From being brachot (blessings), to writing them, to mastering them – Makom Community learners are becoming experts in all things brachah! Each age group is exploring this idea in their own way. Let’s start out by digging into the stories the Garinim (PreK-K kiddos) have been working through.
Avraham was getting old and worried about his son Yitzchak’s future. He sent his servant Eliezer to Padan Aram where he grew up to find someone from his family to marry Yitzchak. After a long journey, Eliezer rested outside the city near a well. He prayed to God for guidance, and decided that the woman who would go above and beyond to be helpful to him would be the right person to marry Yitzchak. He went up to a beautiful woman and asked for some water to drink. “Of course!” she said. “Also, let me get water for all 10 of your camels.” “This is it!” thought Eliezer. “She’s helping me water my camels without me even having to ask. She must be the one.” That woman was named Rivkah, and she happened to be related to Avraham and Yitzchak.
We imagined some more modern scenarios where people (like us!) can learn from Rivkah’s example and be above and beyond helpers.
- One kiddo reflected on a time when her dad was trying to put the harness on their dog, and the dog was trying to escape. So kiddo jumped up to hold onto the dog without dad having to ask for help.
- Another kiddo dramatically enacted the following scene with his dad and their puppet theater: Some folks were out walking and it started to rain. They were looking for an umbrella but didn’t have one. Someone in a car offered them the umbrella they had. Then the person in the car offered them a ride home, which was help they hadn’t even asked for.
Eliezer brings Rivkah back to Avraham’s house. She and Yitzchak get married. Yitzchak’s mom Sarah died, and Rivkah was able to be loving and comforting to him during that time. Later, Rivkah had a hard time having children. Yitzchak prayed to God on her behalf to help her. We used their relationship as a framework to unpack how people can be a brachah to each other. How and when are we brachot for our families?
- When I pet my cat nicely.
- When I make music.

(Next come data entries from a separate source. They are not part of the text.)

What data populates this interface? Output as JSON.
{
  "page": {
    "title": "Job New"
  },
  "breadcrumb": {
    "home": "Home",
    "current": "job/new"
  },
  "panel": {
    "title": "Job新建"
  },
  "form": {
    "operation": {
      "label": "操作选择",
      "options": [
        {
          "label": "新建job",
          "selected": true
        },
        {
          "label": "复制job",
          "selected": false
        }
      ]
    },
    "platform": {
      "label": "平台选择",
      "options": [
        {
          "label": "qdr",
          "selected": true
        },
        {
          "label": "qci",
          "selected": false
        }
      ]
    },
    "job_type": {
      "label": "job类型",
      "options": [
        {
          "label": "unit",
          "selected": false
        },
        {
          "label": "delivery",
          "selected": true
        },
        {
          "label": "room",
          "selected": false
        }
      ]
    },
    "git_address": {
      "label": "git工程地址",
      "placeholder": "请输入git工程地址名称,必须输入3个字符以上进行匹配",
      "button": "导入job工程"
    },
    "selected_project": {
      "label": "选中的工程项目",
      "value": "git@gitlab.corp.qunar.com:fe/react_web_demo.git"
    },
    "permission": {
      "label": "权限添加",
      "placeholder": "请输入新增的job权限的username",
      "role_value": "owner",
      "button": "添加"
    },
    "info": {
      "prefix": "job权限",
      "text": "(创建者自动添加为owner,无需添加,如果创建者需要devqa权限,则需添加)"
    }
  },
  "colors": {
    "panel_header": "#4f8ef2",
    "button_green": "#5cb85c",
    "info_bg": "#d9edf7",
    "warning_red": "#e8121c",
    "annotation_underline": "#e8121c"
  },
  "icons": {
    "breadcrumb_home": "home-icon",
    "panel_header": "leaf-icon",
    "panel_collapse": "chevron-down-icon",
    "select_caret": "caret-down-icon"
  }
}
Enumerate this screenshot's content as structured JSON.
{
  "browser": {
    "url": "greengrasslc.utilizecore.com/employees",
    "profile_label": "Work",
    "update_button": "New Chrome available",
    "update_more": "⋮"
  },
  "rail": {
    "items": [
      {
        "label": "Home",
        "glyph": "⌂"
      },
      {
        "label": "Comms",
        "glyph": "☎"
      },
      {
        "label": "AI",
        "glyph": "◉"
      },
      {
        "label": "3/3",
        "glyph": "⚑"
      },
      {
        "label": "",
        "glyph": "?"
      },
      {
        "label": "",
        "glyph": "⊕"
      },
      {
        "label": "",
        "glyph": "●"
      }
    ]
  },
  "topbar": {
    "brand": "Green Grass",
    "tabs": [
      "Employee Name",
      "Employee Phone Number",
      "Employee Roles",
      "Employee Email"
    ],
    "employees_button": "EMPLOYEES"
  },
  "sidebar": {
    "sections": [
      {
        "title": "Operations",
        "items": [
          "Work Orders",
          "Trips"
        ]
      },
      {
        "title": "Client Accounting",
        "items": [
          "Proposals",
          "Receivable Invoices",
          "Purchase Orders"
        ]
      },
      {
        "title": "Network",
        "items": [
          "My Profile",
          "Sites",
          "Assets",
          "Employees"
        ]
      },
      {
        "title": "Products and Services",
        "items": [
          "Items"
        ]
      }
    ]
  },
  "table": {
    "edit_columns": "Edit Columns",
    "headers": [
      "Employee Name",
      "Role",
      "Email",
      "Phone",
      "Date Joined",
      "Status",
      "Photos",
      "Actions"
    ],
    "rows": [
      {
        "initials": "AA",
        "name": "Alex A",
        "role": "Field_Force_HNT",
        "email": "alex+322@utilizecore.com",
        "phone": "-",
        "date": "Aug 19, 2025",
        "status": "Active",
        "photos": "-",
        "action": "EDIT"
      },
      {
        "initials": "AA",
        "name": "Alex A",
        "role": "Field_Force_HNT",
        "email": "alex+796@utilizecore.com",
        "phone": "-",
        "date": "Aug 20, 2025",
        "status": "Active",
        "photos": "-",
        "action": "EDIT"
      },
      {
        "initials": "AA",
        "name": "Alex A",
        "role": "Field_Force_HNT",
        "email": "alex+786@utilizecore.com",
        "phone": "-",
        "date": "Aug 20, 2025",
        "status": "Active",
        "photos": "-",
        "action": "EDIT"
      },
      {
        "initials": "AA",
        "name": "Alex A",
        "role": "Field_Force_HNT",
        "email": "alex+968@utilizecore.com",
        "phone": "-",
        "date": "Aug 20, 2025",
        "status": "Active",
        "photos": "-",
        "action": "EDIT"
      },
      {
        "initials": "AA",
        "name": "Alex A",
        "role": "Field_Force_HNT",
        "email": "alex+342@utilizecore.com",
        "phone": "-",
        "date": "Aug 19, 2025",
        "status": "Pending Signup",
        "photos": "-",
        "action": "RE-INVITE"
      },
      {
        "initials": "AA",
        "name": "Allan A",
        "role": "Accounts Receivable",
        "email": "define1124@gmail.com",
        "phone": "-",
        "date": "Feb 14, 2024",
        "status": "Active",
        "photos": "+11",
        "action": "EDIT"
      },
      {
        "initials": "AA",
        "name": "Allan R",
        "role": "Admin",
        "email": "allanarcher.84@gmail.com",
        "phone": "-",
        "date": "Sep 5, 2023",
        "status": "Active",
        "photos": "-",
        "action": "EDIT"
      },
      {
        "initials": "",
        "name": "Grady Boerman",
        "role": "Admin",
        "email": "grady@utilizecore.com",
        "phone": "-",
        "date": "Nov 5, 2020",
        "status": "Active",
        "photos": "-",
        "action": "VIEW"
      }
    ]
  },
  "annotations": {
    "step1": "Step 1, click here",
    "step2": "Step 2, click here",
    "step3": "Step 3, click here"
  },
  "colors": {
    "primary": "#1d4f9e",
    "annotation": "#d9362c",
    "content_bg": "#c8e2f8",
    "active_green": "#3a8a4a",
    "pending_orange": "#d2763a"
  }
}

- When I blow bubbles in chocolate milk and laugh with my brother.
This past week the Shorashim (1st graders) learned about the unique brachot bestowed upon each tribe of Bnei Yisrael (the Jewish people) before they crossed over into Canaan. We also imagined how brachot look and feel different based on our needs and personalities.
Each group in Bnei Yisrael received a different blessing. We reflected on why that was helpful, how we don’t always get or want to get the same things as someone else:
- Maybe some people got different notes because they got bad grades and they need to tell the teachers they got better.
- I wouldn’t want toddler toys that are monsters.
Then each kiddo wrote brachot for two of their stuffies, figuring out what kind of unique brachah each individual stuffy might need:
- I bless my polar bear that he can camouflage easily.
- For my penguin Bluey Blue that he can learn to be in hot environments. And for Cutie my jumpy guy that he will learn how to stay calm.
On Thursday, the Shorashim found objects in their homes that represented the brachot Bnei Yisrael would need to cross the Jordan River and enter the Canaan.
- My mask, for going outside and to stores. It keeps me healthy and the Jews need to be healthy because if not they may not be able to cross [into the Land of Israel].
- A smooth rock that is lucky. They need luck cause if they are not lucky they might not like the place.
- A super Spiderman stuffy because Spiderman has power and they will need power to cross the river.
- A smiley face because you will need to express feelings to cross this river. It can be hard and you need to express that to make it not.
Last week in Nitzanim, we took a deep dive into the brachot (blessings) that we sing in tefilah. We attempted to sort them into different categories: brachot that thank God, brachot that praise God, and brachot that ask God for something. We talked about different kinds of brachot that we engage in, and why we sing the same ones every single day.
- If we just say it once it doesn’t have meaning. If we get into a habit of doing it, it’s more real.
- To show how much we thank God.
- To show that we’re thanking God, praising God, and asking God for something every day.
- So that God knows we’re talking to him and remember him every day.
The Nitzanim have been working on mastering brachot this year. In order to master a brachah, we need to be able to sing it, read it, and ask 3 good questions and have a conversation about it to Noa’s satisfaction. By studying them so intensely, we’ve developed a greater appreciation for the Hebrew words that we sing every day. I asked the kiddos what their favorite brachah was, and why.
- Kiddush is most important to me. It’s challenging, but with a little time and a little help I’ll master it soon.
- Kiddush is most important to me. I feel like it’s thanking God over and over again.
- Kiddush is most important. I feel happy when I’m singing it.
- The third paragraph of V’ahavta, I practiced it with a friend last year and it reminds me of him.
- Adon Olam, we’re saying thank you but we get to have fun with it. It makes me happy.
- Amidah, I was the first person to master it so I feel proud of myself.
Hearing more and more kiddos lead tefilah on Zoom has been an absolute joy for me (Noa). I’m so proud of them, and it brings a smile to my face to see how proud of themselves they are.
How can your family bring more brachah into your lives? What do you do that makes you brachot for each other? What brachot do you feel compelled to write for each other or for the world right now? We’d love to hear about them!